“These Chinese-owned apps are increasingly being used to censor content and silence open discussion on topics deemed sensitive by the Chinese Government and Community Party,” Rubio claimed in a letter calling on the Treasury Department’s Committee on Foreign Investment in the United States to conduct a full review on the potential national security risks posed by TikTok’s acquisition of Musical.ly.
Fortnite developer Epic Games said in a statement that it will not ban players or content creators for political speech. The message comes after Blizzard caught fire this week for banning a professional Hearthstone player for shouting a statement associated with Hong Kong protesters.Read Article >
“Epic supports everyone’s right to express their views on politics and human rights. We wouldn’t ban or punish a Fortnite player or content creator for speaking on these topics,” an Epic Games spokesperson told The Verge.
Oct 8, 2019
Over the weekend, Blizzard Entertainment banned a Hearthstone player from participating in tournaments after he voiced support for the Hong Kong protesters. Now, US senators are criticizing the game’s publisher for its move.Read Article >
“Blizzard shows it is willing to humiliate itself to please the Chinese Communist Party,” Sen. Ron Wyden (D-OR) said. “No American company should censor calls for freedom to make a quick buck.”
Oct 8, 2019
Blizzard has issued a year-long ban to a Hearthstone player who expressed support for the Hong Kong protestors during a competition live stream. The US-based game developer and publisher is also withholding any prize money he would have earned from competing in the tournament.Read Article >
The incident occurred on Sunday, when Ng “Blitzchung” Wai Chung was being interviewed after a Grandmasters match. At the end of the interview, InvenGlobal reports that Blitzchung pulled down his Hong Kong protester-style mask to yell, “Liberate Hong Kong. Revolution of our age!” The stream then quickly cuts to a commercial break.
When Apple released iOS 13.1.1 in late September, it appears to have dropped the Taiwan flag from the emoji keyboard for users that have their iOS region set to Hong Kong or Macau, as noticed by the blog Hiraku and later corroborated by Hong Kong Free Press.Read Article >

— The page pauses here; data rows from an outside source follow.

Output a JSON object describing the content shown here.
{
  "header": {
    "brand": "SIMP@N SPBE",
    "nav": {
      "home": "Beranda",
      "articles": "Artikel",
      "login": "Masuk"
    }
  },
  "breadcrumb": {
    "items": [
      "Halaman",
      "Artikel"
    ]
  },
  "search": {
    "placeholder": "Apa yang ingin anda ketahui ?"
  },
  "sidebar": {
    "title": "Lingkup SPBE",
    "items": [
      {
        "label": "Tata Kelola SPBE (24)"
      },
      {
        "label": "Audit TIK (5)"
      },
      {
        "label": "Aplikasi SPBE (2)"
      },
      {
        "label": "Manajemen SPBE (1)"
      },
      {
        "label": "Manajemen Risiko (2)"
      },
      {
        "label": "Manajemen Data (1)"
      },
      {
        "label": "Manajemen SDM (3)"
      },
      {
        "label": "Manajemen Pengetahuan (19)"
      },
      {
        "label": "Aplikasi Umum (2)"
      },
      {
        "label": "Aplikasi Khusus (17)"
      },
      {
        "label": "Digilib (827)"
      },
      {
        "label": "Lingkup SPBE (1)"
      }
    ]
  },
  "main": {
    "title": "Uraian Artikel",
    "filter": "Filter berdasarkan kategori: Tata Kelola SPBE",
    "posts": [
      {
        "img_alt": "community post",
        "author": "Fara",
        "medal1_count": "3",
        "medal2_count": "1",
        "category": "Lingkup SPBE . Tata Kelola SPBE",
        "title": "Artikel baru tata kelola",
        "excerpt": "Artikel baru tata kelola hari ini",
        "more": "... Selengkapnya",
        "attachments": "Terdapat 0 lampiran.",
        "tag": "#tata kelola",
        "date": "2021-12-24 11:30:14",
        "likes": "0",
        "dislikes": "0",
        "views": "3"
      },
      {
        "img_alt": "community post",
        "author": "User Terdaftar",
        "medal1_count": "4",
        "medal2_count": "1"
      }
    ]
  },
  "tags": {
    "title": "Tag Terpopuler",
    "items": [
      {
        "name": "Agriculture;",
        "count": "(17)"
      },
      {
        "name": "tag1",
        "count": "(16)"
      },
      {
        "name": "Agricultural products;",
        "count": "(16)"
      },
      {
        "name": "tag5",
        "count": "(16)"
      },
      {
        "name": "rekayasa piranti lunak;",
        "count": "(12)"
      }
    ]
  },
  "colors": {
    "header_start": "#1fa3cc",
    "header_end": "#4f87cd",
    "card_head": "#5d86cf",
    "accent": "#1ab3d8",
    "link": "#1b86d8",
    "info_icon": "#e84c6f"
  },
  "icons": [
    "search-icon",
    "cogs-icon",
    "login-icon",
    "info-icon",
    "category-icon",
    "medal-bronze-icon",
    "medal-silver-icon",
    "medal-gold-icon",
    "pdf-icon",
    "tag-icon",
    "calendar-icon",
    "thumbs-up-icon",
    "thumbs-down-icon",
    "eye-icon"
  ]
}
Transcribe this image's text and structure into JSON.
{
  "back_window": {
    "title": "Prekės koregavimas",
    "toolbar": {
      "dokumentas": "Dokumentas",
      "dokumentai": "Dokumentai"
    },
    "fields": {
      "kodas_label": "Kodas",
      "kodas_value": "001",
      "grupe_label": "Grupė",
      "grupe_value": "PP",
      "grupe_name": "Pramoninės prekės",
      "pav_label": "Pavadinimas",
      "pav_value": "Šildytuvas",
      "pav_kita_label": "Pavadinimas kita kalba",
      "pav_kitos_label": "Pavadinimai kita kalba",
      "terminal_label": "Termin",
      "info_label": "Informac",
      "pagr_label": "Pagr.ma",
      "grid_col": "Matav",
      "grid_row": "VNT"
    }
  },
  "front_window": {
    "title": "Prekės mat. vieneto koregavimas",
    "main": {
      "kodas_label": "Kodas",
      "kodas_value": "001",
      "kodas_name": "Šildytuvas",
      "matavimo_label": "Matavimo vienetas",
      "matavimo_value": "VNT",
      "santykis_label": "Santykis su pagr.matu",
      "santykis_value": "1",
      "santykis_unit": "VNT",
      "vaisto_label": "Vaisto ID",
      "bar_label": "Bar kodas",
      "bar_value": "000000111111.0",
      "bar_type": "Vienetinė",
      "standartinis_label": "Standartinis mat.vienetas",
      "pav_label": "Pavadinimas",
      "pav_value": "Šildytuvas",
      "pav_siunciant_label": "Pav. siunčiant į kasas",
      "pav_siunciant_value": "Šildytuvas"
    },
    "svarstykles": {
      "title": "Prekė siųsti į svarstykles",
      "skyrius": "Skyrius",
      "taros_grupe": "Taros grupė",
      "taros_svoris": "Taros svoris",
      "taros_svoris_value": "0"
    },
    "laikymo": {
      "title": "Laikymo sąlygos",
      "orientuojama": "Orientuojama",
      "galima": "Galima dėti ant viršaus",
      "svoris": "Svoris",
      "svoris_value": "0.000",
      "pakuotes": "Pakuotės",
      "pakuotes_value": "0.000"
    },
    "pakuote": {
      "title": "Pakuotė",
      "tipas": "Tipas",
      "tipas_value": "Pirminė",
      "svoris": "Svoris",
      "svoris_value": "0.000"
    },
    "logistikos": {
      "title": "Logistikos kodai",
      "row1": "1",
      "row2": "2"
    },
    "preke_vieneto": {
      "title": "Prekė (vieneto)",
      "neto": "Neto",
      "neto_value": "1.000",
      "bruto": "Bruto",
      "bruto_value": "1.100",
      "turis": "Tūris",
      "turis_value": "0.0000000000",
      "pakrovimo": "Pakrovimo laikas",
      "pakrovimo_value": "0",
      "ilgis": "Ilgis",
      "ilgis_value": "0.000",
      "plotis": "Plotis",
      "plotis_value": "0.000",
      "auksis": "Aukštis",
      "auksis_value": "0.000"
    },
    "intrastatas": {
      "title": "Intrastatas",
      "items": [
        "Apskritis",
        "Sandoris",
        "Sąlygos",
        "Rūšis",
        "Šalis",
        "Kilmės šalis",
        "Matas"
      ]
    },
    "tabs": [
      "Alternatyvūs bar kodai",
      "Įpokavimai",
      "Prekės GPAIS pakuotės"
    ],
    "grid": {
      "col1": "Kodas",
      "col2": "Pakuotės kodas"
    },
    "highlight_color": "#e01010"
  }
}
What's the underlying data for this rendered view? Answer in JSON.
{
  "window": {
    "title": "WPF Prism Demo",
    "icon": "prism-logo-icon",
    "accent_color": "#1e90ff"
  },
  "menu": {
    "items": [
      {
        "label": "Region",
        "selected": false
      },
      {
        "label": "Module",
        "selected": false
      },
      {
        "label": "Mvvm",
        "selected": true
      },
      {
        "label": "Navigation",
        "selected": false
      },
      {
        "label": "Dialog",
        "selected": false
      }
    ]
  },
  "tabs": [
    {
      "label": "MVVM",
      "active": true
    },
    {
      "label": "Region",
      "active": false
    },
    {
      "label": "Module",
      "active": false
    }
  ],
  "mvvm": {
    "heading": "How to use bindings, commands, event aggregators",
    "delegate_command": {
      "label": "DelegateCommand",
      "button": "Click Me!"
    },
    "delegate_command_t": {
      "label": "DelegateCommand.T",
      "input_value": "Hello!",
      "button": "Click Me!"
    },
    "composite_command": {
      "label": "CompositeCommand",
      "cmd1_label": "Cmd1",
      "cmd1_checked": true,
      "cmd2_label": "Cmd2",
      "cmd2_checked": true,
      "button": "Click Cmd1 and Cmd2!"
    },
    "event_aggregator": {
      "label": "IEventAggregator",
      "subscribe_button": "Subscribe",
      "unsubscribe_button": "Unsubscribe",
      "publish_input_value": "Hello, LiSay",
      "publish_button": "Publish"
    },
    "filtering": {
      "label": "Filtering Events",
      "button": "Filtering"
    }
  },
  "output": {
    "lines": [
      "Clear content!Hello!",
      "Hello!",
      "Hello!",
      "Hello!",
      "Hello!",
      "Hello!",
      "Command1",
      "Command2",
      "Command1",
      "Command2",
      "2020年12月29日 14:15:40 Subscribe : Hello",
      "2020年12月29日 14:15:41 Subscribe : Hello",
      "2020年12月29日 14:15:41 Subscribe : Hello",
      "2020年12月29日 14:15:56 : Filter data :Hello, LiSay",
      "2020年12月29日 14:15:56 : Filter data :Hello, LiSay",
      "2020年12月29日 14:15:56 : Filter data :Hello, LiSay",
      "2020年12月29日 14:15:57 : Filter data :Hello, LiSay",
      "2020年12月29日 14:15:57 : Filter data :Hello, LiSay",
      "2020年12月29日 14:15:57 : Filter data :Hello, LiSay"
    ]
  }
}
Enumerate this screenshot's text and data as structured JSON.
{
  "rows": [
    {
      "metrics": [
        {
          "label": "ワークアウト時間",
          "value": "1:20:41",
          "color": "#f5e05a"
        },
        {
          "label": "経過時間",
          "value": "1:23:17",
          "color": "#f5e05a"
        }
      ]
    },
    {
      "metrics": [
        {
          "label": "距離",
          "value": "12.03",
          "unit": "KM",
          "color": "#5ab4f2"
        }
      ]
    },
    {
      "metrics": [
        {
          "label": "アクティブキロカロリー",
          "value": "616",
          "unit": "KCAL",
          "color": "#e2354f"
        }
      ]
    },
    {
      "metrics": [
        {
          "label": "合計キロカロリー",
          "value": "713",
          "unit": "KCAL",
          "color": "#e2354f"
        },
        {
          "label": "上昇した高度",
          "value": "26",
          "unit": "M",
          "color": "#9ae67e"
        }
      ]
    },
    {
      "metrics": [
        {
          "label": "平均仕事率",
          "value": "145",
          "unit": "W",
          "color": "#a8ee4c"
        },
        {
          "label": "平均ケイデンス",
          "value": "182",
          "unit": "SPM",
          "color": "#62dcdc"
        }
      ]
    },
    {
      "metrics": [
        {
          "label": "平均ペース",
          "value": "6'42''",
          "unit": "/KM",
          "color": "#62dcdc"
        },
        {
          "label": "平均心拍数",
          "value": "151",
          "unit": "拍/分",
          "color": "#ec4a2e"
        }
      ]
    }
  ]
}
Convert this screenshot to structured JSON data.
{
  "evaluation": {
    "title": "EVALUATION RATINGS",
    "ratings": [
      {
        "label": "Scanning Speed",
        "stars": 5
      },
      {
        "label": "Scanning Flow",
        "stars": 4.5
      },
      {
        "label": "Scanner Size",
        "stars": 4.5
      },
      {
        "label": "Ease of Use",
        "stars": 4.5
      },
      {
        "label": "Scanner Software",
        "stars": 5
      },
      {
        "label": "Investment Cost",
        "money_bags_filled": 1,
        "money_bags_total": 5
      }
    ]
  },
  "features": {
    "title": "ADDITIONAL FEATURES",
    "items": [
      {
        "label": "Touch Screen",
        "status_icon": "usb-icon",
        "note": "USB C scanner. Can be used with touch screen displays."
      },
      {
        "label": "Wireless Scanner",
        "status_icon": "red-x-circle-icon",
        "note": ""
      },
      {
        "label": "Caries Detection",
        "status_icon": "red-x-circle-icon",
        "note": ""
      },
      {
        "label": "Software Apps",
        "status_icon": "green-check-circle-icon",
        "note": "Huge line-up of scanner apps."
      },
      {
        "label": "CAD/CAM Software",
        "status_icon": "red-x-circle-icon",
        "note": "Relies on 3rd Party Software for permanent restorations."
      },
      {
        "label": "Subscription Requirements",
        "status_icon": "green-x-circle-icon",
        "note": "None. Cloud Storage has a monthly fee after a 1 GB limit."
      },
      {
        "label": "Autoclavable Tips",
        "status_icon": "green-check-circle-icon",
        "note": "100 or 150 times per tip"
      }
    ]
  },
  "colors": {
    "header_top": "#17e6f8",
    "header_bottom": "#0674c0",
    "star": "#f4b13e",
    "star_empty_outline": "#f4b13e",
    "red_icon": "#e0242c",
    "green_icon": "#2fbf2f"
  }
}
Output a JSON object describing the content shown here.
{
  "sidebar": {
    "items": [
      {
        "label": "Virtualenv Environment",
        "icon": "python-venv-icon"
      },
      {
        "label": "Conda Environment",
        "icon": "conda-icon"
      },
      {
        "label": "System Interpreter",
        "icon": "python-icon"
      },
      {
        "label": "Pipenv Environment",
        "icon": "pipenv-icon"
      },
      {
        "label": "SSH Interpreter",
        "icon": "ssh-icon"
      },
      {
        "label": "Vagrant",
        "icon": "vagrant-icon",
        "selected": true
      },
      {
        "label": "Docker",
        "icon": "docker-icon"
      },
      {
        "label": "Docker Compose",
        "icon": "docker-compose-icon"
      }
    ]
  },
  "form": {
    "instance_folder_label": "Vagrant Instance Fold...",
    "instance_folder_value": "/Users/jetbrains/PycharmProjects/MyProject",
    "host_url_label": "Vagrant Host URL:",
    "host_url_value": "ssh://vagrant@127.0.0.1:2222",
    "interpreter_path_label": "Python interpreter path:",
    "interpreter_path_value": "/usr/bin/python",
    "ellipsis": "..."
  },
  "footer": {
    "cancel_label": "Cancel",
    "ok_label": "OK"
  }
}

The Taiwan flag emoji isn’t completely gone — apparently, it will still display in apps and on websites, and you can even still “type” it by either typing “Taiwan” in English and selecting it from Apple’s next-word predictions or by copying and pasting it.